Citation: Byvaltsev VA, Bardonova LA, Onaka NR, Polkin RA, Ochkal SV, Shepelev VV, Aliyev MA and Potapov AA (2019) Acridine Orange: A Review of Novel Applications for Surgical Cancer Imaging and Therapy. Front. Oncol. 9:925. doi: 10.3389/fonc.2019.00925

Received: 15 April 2019; Accepted: 04 September 2019;
Published: 24 September 2019.

Edited by:

Jonathan T. C. Liu, University of Washington, United States

Reviewed by:

Laurence Gluch, The Strathfield Breast Centre, Australia
Guolin Ma, China-Japan Friendship Hospital, China
Joseph Georges, Philadelphia College of Osteopathic Medicine, United States

Copyright © 2019 Byvaltsev, Bardonova, Onaka, Polkin, Ochkal, Shepelev, Aliyev and Potapov. This is an open-access article distributed under the terms of the Creative Commons Attribution License (CC BY). The use, distribution or reproduction in other forums is permitted, provided the original author(s) and the copyright owner(s) are credited and that the original publication in this journal is cited, in accordance with accepted academic practice.

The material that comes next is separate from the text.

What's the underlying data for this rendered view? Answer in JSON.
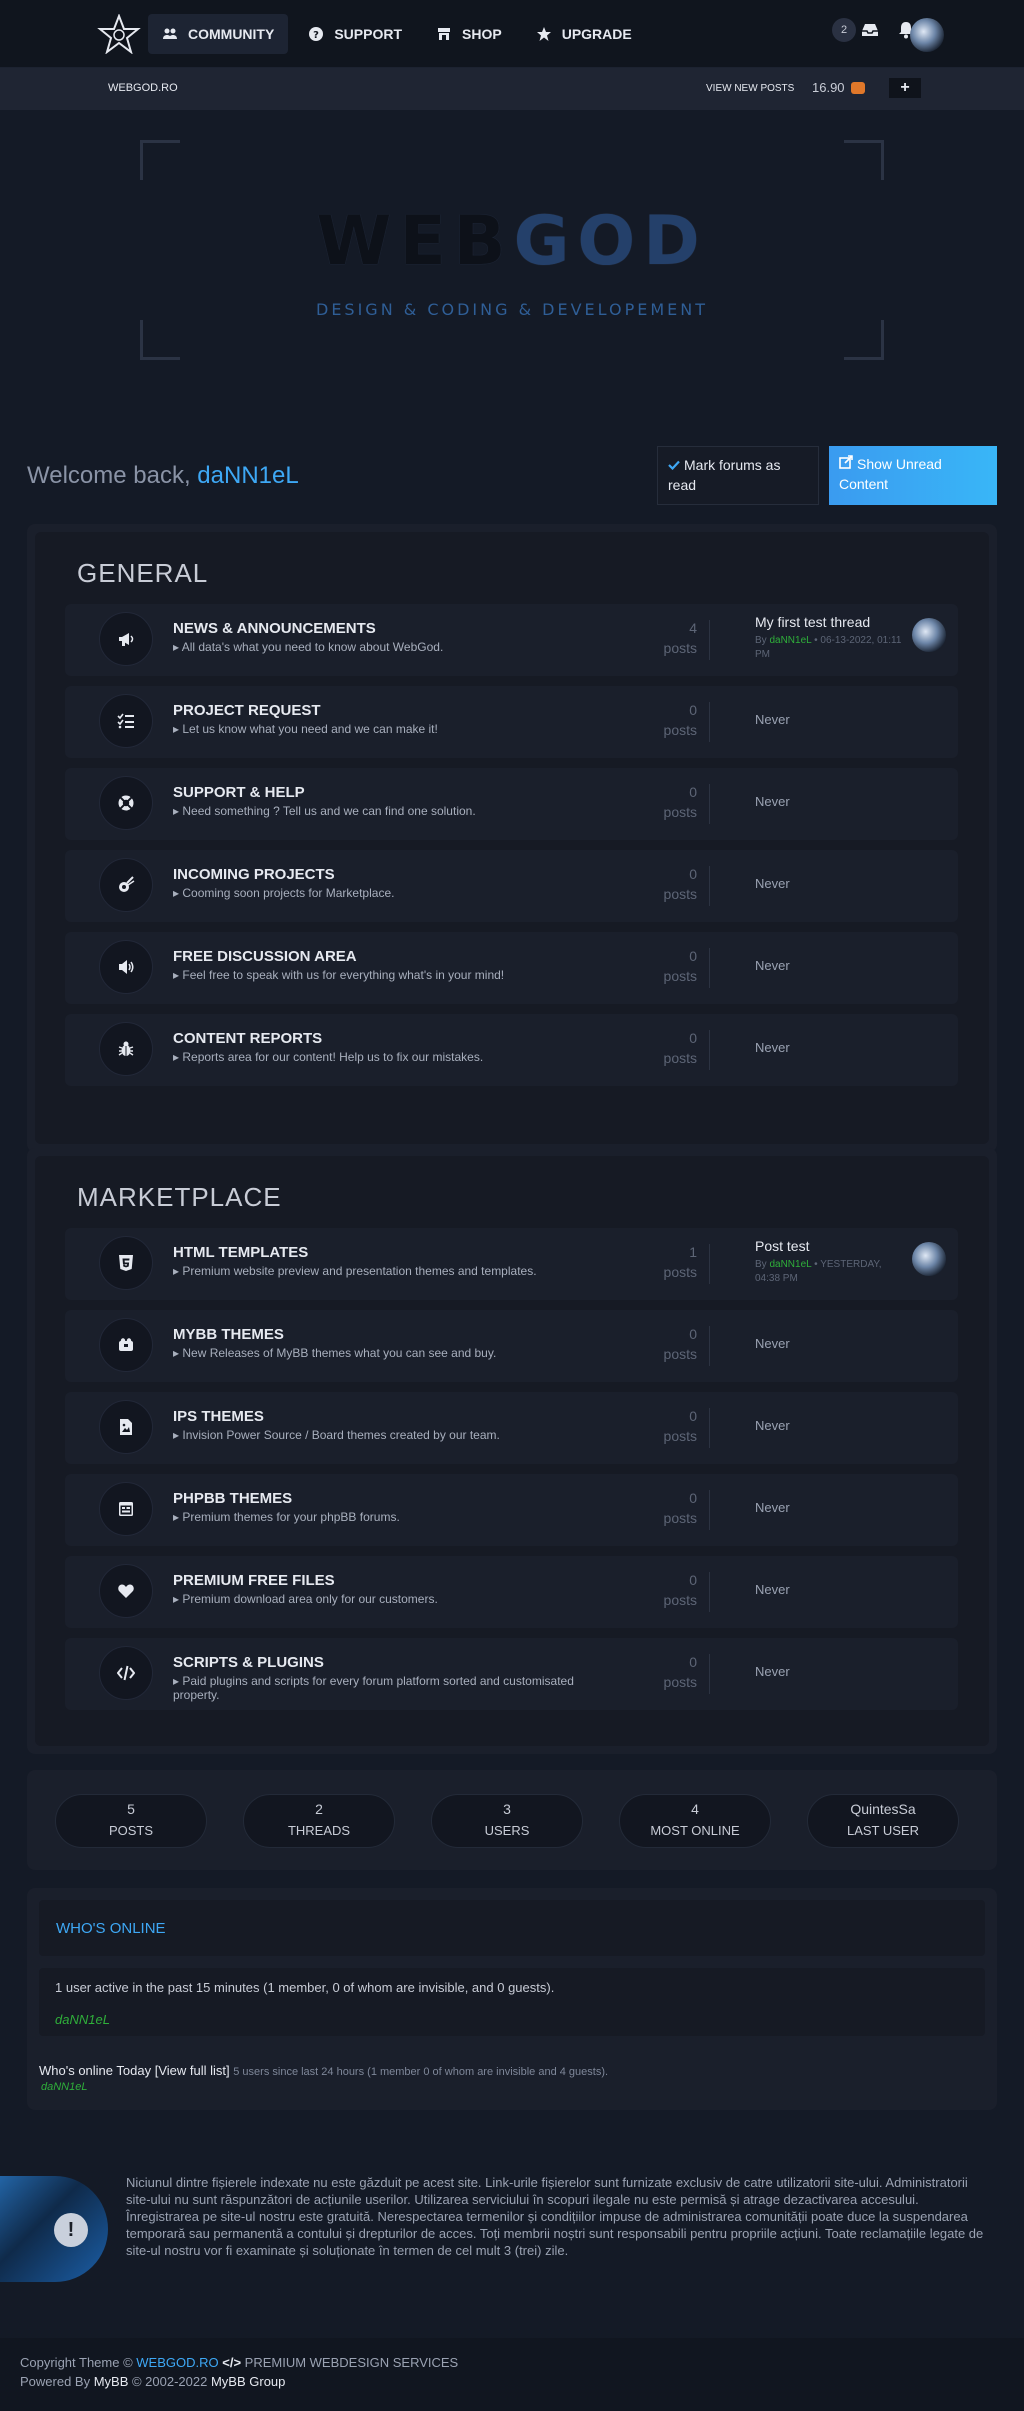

No use, distribution or reproduction is permitted which does not comply with these terms.

*Correspondence: Vadim A. Byvaltsev,